And that's yet another UK education body under attack from ransomware: Servers, email, phones yanked offline

The Harris Federation learns infosec lessons the hard way

The Harris Federation, a not-for-profit charity responsible for running 50 primary and secondary academies in London and Essex, has become the latest UK education body to fall victim to ransomware.

The institution itself claimed it was "at least" the fourth multi-academy trust targeted just this month alone.

In a message to pupils and parents, the group, which is led and run by teachers, admitted that criminals had meddled with its servers.

The group revealed the attack took place on 23 March, the very same day a warning was issued by the National Cyber Security Centre (NCSC) that the UK's education sector was being targeted by crooks.

The impact of the attack was severe. Not only have servers been pulled offline, but both the telephone and email systems have been yanked, and each academy switchboard diverted to a mobile telephone. "Cyber-criminals," the academy explained, "have accessed our IT systems and encrypted, or hidden, their contents."

The break-in was discovered on 27 March, but as of yesterday the academy was still working to understand what had befallen it and what might or might not have happened. The National Crime Agency and NCSC are also involved, and the group is liaising with the Information Commissioner's Office.

And all those devices handed out to pupils? Now disabled "as a precaution."

The trust is just the latest educational establishment to discover its defences were not all they could be. The University of Northampton admitted on 17 March that its own network had been hit by criminal activities, leaving phones and networks down and students struggling to submit assignments.

How the ransomware made its way into the Harris Federation's network is unclear, although following the trend, the group described the attack as "highly sophisticated." The NCSC has highlighted phishing emails, shoddily configured remote access, and VPN vulnerabilities as common attack vectors and recommends a "defence in depth" approach to both disrupt the attack vectors and enable recovery.

In a nutshell – patch, secure, educate and, for goodness sake, make sure those offline backups are both taken and actually work.

The Register has contacted the Harris Federation for more details and will update should a response be forthcoming. ®

Broader topics

Other stories you might like

  • VMware claims 'bare-metal' performance from virtualized Nvidia GPUs
    Is... is that why Broadcom wants to buy it?

    The future of high-performance computing will be virtualized, VMware's Uday Kurkure has told The Register.

    Kurkure, the lead engineer for VMware's performance engineering team, has spent the past five years working on ways to virtualize machine-learning workloads running on accelerators.

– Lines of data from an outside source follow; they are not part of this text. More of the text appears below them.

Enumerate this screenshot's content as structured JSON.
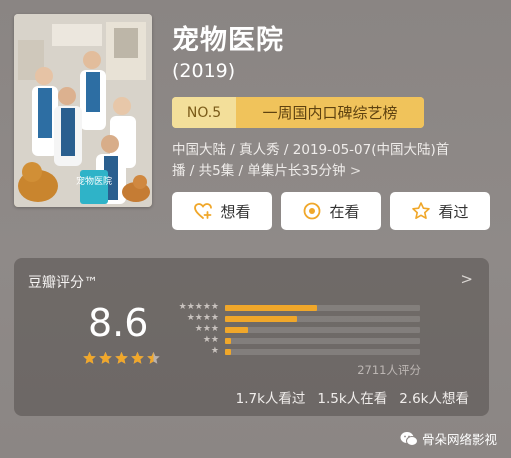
{
  "poster": {
    "text": "宠物医院"
  },
  "title": "宠物医院",
  "year": "(2019)",
  "rank": {
    "number": "NO.5",
    "label": "一周国内口碑综艺榜"
  },
  "meta": {
    "line1": "中国大陆 / 真人秀 / 2019-05-07(中国大陆)首",
    "line2": "播 / 共5集 / 单集片长35分钟",
    "chevron": ">"
  },
  "actions": {
    "wish": "想看",
    "doing": "在看",
    "done": "看过"
  },
  "rating": {
    "title": "豆瓣评分™",
    "chevron": ">",
    "score": "8.6",
    "star_value": 4.5,
    "distribution": [
      {
        "stars": 5,
        "percent": 47
      },
      {
        "stars": 4,
        "percent": 37
      },
      {
        "stars": 3,
        "percent": 12
      },
      {
        "stars": 2,
        "percent": 3
      },
      {
        "stars": 1,
        "percent": 3
      }
    ],
    "count_text": "2711人评分",
    "stats": {
      "watched": "1.7k人看过",
      "watching": "1.5k人在看",
      "want": "2.6k人想看"
    }
  },
  "watermark": "骨朵网络影视",
  "colors": {
    "accent": "#f0a72a",
    "rank_bg": "#f0c35b",
    "button_bg": "#ffffff",
    "icon": "#f0a72a"
  }
}
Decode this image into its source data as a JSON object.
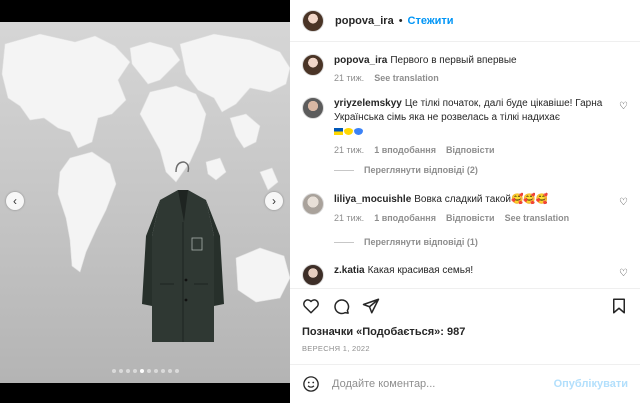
{
  "post": {
    "author": "popova_ira",
    "separator": "•",
    "follow_label": "Стежити"
  },
  "caption": {
    "username": "popova_ira",
    "text": "Первого в первый впервые",
    "time": "21 тиж.",
    "see_translation": "See translation"
  },
  "comments": [
    {
      "username": "yriyzelemskyy",
      "text": "Це тілкі початок, далі буде цікавіше! Гарна Українська сімь яка не розвелась а тілкі надихає",
      "time": "21 тиж.",
      "likes": "1 вподобання",
      "reply": "Відповісти",
      "view_replies": "Переглянути відповіді (2)",
      "flag_colors": [
        "#0057b7",
        "#ffd700",
        "#3b82f6"
      ]
    },
    {
      "username": "liliya_mocuishle",
      "text": "Вовка сладкий такой",
      "emoji": "🥰🥰🥰",
      "time": "21 тиж.",
      "likes": "1 вподобання",
      "reply": "Відповісти",
      "see_translation": "See translation",
      "view_replies": "Переглянути відповіді (1)"
    },
    {
      "username": "z.katia",
      "text": "Какая красивая семья!"
    }
  ],
  "actions": {
    "likes_text": "Позначки «Подобається»: 987",
    "date": "ВЕРЕСНЯ 1, 2022",
    "icons": [
      "heart-icon",
      "comment-icon",
      "share-icon",
      "bookmark-icon"
    ]
  },
  "add_comment": {
    "placeholder": "Додайте коментар...",
    "publish_label": "Опублікувати"
  },
  "carousel": {
    "prev": "‹",
    "next": "›",
    "dot_count": 10,
    "active_index": 4
  },
  "colors": {
    "accent": "#0095f6",
    "publish_disabled": "#b2dffc",
    "muted": "#8e8e8e"
  }
}
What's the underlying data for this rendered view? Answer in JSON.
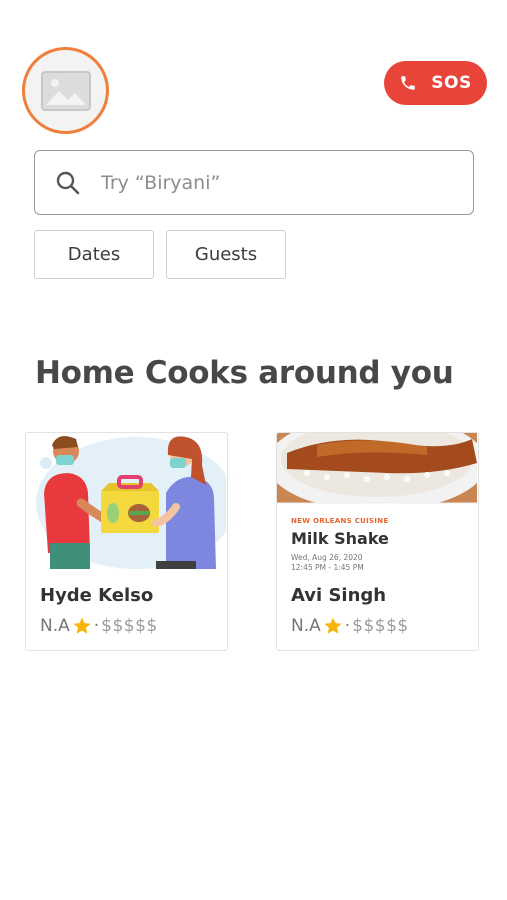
{
  "header": {
    "sos_label": "SOS",
    "avatar_icon": "image-placeholder-icon",
    "accent_color": "#f07f3c",
    "sos_color": "#e8443a"
  },
  "search": {
    "placeholder": "Try “Biryani”",
    "value": ""
  },
  "filters": {
    "dates_label": "Dates",
    "guests_label": "Guests"
  },
  "section": {
    "title": "Home Cooks around you"
  },
  "cooks": [
    {
      "name": "Hyde Kelso",
      "rating": "N.A",
      "price": "$$$$$",
      "image": "delivery-illustration"
    },
    {
      "name": "Avi Singh",
      "rating": "N.A",
      "price": "$$$$$",
      "image": "food-promo",
      "promo": {
        "category": "NEW ORLEANS CUISINE",
        "title": "Milk Shake",
        "date": "Wed, Aug 26, 2020",
        "time": "12:45 PM - 1:45 PM"
      }
    }
  ]
}
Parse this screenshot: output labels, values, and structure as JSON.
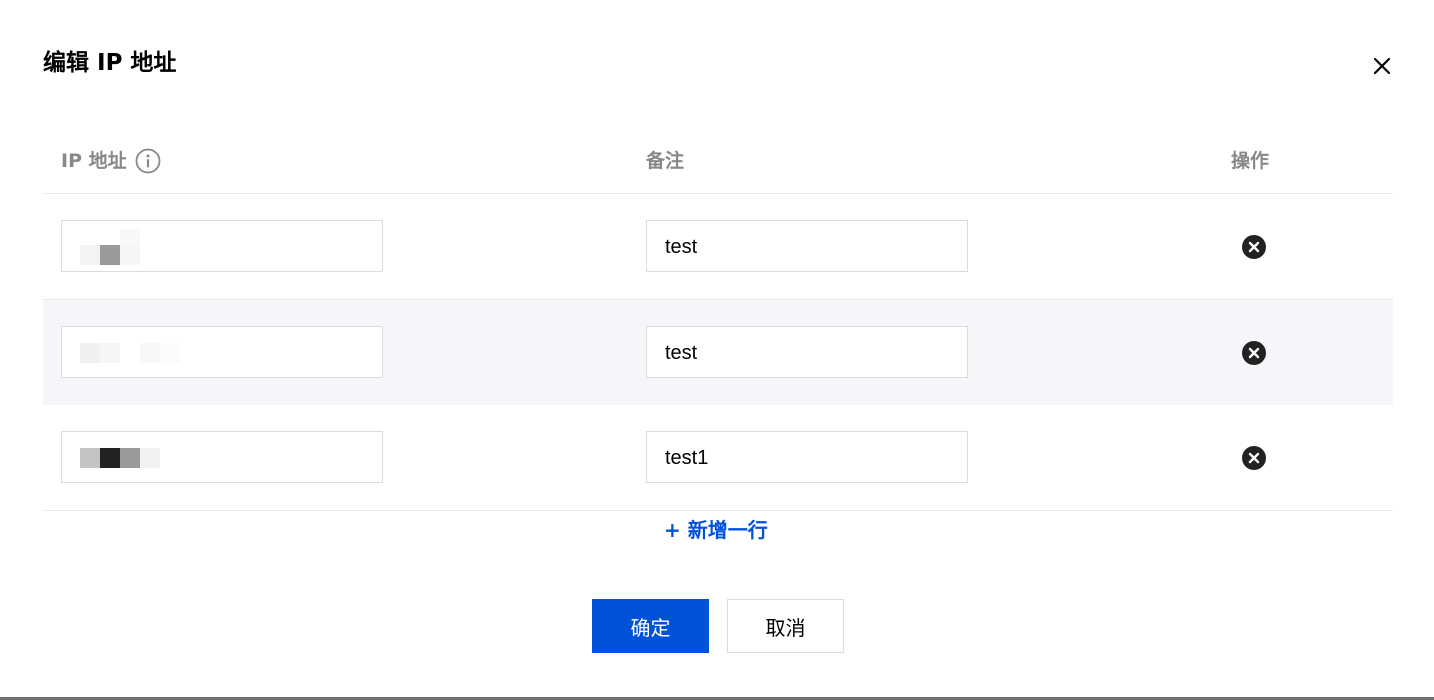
{
  "dialog": {
    "title": "编辑 IP 地址",
    "close_icon": "close-icon"
  },
  "table": {
    "columns": {
      "ip": "IP 地址",
      "note": "备注",
      "op": "操作"
    },
    "info_icon": "info-icon",
    "rows": [
      {
        "ip_masked": true,
        "note": "test",
        "delete_icon": "close-circle-icon"
      },
      {
        "ip_masked": true,
        "note": "test",
        "delete_icon": "close-circle-icon"
      },
      {
        "ip_masked": true,
        "note": "test1",
        "delete_icon": "close-circle-icon"
      }
    ]
  },
  "add_row_label": "+ 新增一行",
  "footer": {
    "confirm_label": "确定",
    "cancel_label": "取消"
  },
  "colors": {
    "primary": "#0052d9",
    "alt_row_bg": "#f5f6fa",
    "border": "#dcdcdc",
    "header_text": "#888888"
  }
}
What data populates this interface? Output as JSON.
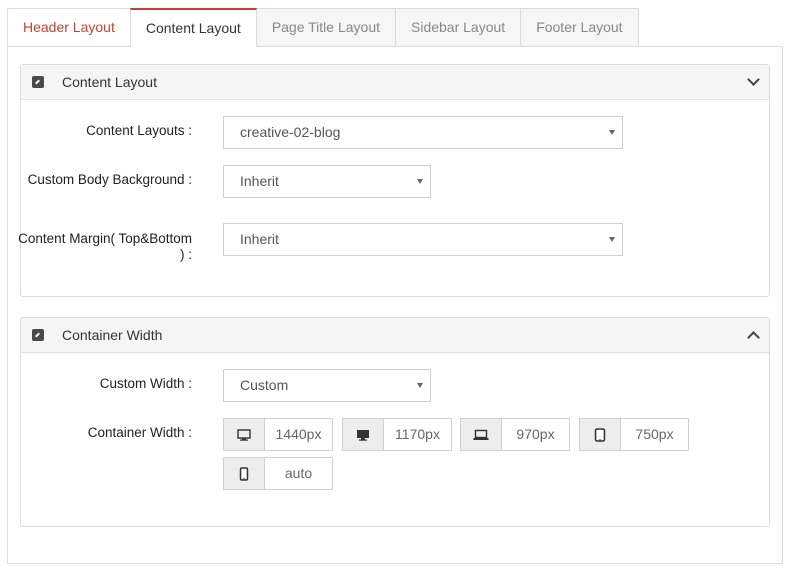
{
  "tabs": [
    {
      "label": "Header Layout"
    },
    {
      "label": "Content Layout"
    },
    {
      "label": "Page Title Layout"
    },
    {
      "label": "Sidebar Layout"
    },
    {
      "label": "Footer Layout"
    }
  ],
  "content_panel": {
    "title": "Content Layout",
    "fields": {
      "content_layouts": {
        "label": "Content Layouts :",
        "value": "creative-02-blog"
      },
      "custom_body_background": {
        "label": "Custom Body Background :",
        "value": "Inherit"
      },
      "content_margin": {
        "label": "Content Margin( Top&Bottom ) :",
        "value": "Inherit"
      }
    }
  },
  "container_panel": {
    "title": "Container Width",
    "custom_width": {
      "label": "Custom Width :",
      "value": "Custom"
    },
    "container_width": {
      "label": "Container Width :",
      "breakpoints": [
        {
          "icon": "desktop-icon",
          "value": "1440px"
        },
        {
          "icon": "monitor-icon",
          "value": "1170px"
        },
        {
          "icon": "laptop-icon",
          "value": "970px"
        },
        {
          "icon": "tablet-icon",
          "value": "750px"
        },
        {
          "icon": "mobile-icon",
          "value": "auto"
        }
      ]
    }
  }
}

Earlier this month his team reported "near or better than bare-metal performance" for Bidirectional Encoder Representations from Transformers (BERT) and Mask R-CNN — two popular machine-learning workloads — running on virtualized GPUs (vGPU) connected using Nvidia's NVLink interconnect.

    NVLink enables compute and memory resources to be shared across up to four GPUs over a high-bandwidth mesh fabric operating at 6.25GB/s per lane compared to PCIe 4.0's 2.5GB/s. The interconnect enabled Kurkure's team to pool 160GB of GPU memory from the Dell PowerEdge system's four 40GB Nvidia A100 SXM GPUs.

    Continue reading
  • Nvidia promises annual datacenter product updates across CPU, GPU, and DPU
    Arm one year, x86 the next, and always faster than a certain chip shop that still can't ship even one standalone GPU

    Computex Nvidia's push deeper into enterprise computing will see its practice of introducing a new GPU architecture every two years brought to its CPUs and data processing units (DPUs, aka SmartNICs).

    Speaking on the company's pre-recorded keynote released to coincide with the Computex exhibition in Taiwan this week, senior vice president for hardware engineering Brian Kelleher spoke of the company's "reputation for unmatched execution on silicon." That's language that needs to be considered in the context of Intel, an Nvidia rival, again delaying a planned entry to the discrete GPU market.

    "We will extend our execution excellence and give each of our chip architectures a two-year rhythm," Kelleher added.

    Continue reading
  • Now Amazon puts 'creepy' AI cameras in UK delivery vans
    Big Bezos is watching you

    Amazon is reportedly installing AI-powered cameras in delivery vans to keep tabs on its drivers in the UK.

    The technology was first deployed, with numerous errors that reportedly denied drivers' bonuses after malfunctions, in the US. Last year, the internet giant produced a corporate video detailing how the cameras monitor drivers' driving behavior for safety reasons. The same system is now apparently being rolled out to vehicles in the UK. 

    Multiple camera lenses are placed under the front mirror. One is directed at the person behind the wheel, one is facing the road, and two are located on either side to provide a wider view. The cameras are monitored by software built by Netradyne, a computer-vision startup focused on driver safety. This code uses machine-learning algorithms to figure out what's going on in and around the vehicle.

    Continue reading

Biting the hand that feeds IT © 1998–2022